What are the priorities for Africa in the face of climate change? Six months before COP27 in Egypt, this issue was at the heart of discussions at the Ibrahim Forum on Governance, which just ended on Friday 27 May in London.
For three days, representatives of African civil society and governments, including the current President of the African Union, Macky Sall, met to promote Africa’s position in the global climate debate. A position that was not heard enough, which is underlined by a report from the Mo Ibrahim Foundation published upstream of the forum.
Poverty, food insecurity, population movements, conflicts over resources …: The “Facts and Figures” report from the Mo Ibrahim Foundation paints an alarming picture of the consequences of global warming for the continent.
These African characteristics are not sufficiently taken into account, according to the Foundation, which recalls that the ten countries hardest hit by climate change are in Africa, countries such as Niger, Somalia or Chad, and that without concrete action, 40 million more people will fall into extreme poverty. .
► To read also:Climate change: Africa needs more funding, says the IPCC
On Wednesday, at the opening of the forum, Senegalese Macky Salla appealed for a fair energy transition for Africa. For him, the continent should be allowed to use its own resources, especially natural gas, to fill its energy deficit.
For the authors of the report, the development of renewable energy, in addition to gas, can stimulate a green economy on the continent.
Today, the Egyptian Minister of Energy received the results of the report. They will serve as the basis for the next COP27 next November in Sharm el-Sheikh, Egypt.
■ To protect the climate and provide access to energy for all
At the latest COP26 in Glasgow, several countries agreed to put a stop to the financing of fossil fuels. “A mistake” according to the Mo Ibrahim Foundation, which emphasizes the importance of finding a balance between access to energy for all and climate protection. Interview with Nathalie Delapalme, CEO of the foundation.
What reality does Africa face when we talk about the end of fossil fuels?
NA: We are in Africa on a continent where 600 million people still do not have access to electricity – 600 million are twice as many as the United States and 1.3 times the population of the European continent – where 900 million people still do not have access to clean fuels for cooking, with major health consequences; so it means that we must succeed in finding a balance between the care of ensuring this access to energy for all and the protection of the climate.
To achieve this balance, you advocate the use of natural gas, but this solution goes against the will of the international community to get out of fossil fuels …
Again, on a continent where 600 million people still do not have access to electricity, it is clear that we can not immediately cope without gas as a transitional energy; Firstly because gas exists, we have 18 countries that produce gas, then because it is by far the least polluting fossil fuel.
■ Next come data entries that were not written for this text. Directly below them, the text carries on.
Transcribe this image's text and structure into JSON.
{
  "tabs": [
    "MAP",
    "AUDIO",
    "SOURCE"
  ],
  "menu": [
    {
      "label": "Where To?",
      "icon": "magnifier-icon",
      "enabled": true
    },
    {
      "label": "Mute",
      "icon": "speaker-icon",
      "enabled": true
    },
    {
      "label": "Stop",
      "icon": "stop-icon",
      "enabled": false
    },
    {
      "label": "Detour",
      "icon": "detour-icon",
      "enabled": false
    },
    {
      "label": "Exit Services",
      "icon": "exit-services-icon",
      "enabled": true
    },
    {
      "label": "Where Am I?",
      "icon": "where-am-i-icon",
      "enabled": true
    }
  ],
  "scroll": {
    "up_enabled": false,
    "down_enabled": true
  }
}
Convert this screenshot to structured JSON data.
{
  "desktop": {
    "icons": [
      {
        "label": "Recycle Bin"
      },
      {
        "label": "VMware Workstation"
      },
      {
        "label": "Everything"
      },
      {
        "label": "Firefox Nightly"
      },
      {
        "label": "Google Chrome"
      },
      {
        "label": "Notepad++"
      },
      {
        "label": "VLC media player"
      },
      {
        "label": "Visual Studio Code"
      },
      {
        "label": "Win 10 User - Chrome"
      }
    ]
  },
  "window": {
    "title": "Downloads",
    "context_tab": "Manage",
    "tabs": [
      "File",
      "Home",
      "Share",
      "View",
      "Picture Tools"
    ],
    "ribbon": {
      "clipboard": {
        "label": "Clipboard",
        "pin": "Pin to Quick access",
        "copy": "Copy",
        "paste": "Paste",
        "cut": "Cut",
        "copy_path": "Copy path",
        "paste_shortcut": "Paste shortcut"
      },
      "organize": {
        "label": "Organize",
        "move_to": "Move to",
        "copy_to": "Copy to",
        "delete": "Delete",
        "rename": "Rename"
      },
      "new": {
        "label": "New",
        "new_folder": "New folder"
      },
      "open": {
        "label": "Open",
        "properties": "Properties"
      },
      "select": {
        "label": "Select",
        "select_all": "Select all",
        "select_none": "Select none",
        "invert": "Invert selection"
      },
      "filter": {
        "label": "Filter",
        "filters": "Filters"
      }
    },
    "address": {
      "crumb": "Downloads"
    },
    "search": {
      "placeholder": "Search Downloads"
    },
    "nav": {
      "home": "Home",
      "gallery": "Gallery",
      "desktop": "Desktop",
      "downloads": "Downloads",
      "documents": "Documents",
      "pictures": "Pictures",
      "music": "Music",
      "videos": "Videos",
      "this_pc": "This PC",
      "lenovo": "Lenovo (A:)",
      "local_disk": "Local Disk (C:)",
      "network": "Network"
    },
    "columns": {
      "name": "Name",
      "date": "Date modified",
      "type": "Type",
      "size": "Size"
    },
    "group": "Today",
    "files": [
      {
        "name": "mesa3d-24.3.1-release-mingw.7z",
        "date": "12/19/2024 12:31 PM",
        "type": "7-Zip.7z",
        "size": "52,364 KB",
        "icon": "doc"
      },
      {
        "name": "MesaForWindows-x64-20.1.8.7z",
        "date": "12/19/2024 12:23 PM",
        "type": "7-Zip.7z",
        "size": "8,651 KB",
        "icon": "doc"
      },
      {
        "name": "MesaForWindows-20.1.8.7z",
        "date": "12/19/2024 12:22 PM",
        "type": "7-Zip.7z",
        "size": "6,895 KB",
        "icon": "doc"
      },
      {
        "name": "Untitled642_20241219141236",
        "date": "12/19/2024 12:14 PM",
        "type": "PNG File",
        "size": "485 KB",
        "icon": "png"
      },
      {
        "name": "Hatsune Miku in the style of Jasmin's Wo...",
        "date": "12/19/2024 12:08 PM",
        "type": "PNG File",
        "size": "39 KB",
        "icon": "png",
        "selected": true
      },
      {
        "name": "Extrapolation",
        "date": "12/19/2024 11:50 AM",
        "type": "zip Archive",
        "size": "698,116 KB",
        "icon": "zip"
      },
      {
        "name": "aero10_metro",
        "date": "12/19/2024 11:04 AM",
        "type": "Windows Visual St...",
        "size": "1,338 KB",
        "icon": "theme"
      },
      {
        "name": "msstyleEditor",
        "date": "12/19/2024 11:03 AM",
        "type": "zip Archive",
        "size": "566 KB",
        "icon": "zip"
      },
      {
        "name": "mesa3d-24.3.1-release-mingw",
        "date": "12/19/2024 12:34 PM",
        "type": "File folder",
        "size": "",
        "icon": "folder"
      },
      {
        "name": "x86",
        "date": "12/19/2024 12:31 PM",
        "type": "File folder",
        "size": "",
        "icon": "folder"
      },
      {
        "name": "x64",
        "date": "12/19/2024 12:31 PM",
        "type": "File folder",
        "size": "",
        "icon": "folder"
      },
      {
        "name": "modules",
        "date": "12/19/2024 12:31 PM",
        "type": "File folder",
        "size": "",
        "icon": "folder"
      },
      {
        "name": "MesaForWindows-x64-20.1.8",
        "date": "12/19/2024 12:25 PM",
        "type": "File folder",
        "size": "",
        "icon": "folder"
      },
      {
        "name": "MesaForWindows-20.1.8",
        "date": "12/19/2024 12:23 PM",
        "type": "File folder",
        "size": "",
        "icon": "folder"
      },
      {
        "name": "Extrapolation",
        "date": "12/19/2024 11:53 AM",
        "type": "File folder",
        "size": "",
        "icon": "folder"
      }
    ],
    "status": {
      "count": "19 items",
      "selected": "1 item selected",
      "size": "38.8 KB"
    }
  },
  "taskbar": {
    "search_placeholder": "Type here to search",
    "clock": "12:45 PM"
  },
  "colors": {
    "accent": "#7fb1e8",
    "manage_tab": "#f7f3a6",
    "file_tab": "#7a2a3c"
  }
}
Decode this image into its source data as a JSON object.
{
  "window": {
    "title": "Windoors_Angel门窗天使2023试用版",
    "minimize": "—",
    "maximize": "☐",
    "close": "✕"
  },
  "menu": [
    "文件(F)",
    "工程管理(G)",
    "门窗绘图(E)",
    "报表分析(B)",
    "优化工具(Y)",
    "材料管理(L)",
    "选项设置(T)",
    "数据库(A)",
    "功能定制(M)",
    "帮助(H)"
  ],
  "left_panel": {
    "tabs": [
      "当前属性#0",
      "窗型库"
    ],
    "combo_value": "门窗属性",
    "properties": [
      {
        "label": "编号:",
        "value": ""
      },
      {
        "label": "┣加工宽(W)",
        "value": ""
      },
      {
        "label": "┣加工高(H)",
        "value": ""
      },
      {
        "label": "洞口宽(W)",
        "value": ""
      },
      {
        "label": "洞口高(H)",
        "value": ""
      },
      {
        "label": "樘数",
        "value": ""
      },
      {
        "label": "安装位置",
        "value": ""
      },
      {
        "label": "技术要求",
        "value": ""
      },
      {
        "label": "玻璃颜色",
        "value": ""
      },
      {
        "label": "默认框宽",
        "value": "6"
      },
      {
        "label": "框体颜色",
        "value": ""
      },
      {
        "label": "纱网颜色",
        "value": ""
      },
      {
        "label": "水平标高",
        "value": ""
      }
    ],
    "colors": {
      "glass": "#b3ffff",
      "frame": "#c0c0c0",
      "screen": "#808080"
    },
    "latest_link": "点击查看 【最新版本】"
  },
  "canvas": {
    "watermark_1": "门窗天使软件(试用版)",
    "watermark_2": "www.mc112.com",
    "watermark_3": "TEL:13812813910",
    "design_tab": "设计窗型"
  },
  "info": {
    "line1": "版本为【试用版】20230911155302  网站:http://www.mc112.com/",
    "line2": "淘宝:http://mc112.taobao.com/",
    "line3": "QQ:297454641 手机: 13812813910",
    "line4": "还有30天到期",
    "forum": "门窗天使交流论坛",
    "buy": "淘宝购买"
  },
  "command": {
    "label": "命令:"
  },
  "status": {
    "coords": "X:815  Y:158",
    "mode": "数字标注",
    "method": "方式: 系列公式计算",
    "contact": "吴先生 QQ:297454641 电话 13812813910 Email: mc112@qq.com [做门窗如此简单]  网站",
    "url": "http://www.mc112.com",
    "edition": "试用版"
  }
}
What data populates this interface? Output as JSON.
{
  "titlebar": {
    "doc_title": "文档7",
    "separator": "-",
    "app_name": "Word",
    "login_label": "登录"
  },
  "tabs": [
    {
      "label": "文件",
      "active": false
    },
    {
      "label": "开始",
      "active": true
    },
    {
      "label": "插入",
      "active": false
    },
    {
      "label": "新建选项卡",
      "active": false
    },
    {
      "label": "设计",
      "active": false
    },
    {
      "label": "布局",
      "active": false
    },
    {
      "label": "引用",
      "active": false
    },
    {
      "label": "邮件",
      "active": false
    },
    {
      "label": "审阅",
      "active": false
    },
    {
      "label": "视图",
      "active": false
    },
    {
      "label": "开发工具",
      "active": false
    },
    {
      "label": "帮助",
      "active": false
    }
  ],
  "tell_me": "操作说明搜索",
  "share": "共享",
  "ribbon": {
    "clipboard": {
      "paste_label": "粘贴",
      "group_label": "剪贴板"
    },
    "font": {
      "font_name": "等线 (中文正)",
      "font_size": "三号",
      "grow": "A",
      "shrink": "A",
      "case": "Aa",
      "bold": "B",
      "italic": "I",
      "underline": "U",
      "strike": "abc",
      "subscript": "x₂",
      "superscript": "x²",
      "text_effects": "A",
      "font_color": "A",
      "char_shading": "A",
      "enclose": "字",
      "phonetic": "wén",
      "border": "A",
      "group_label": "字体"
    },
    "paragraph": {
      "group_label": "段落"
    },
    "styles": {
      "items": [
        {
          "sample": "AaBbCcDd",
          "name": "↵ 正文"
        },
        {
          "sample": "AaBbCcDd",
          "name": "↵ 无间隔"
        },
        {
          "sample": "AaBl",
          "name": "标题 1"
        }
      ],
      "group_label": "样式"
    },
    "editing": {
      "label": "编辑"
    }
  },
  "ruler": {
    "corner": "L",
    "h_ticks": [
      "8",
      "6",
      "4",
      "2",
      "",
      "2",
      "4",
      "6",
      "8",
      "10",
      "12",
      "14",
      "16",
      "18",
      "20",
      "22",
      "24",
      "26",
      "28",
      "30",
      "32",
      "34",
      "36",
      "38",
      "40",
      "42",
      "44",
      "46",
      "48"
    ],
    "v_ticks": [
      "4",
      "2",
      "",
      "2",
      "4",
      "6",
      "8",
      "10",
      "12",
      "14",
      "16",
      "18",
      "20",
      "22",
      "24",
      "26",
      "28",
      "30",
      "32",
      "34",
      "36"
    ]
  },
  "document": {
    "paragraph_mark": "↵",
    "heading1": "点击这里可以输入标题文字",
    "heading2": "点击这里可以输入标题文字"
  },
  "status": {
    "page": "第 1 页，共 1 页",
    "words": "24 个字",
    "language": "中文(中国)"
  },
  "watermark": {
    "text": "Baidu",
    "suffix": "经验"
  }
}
So to exclude gas from all funding, which was made at the last COP26, is in our view a mistake and a mistake that can be costly in terms of development for the African continent.
How to calm the international community?
We must succeed in finding both a balance point and I would say a path that allows us to continue to use gas, which allows us to make better use of gas while developing renewable energy. When I say use better: it also means finding ways to solve big problems: which are issues of distribution, transport and consumer access.
Why is it important that your message is heard?
We may risk developing solutions in the fight against climate change, but to the detriment of achieving the goals of sustainable development because we recalled the particular vulnerability of the African continent in terms of desertification and when we add the impact of Covid, plus the impact of the Ukrainian conflict today, means that we face great risks of increased instability, social crises, conflicts over resources. Therefore, do not sacrifice the commitments of the international community in terms of development solely for the sake of the climate. People’s lives are at stake, people’s lives immediately.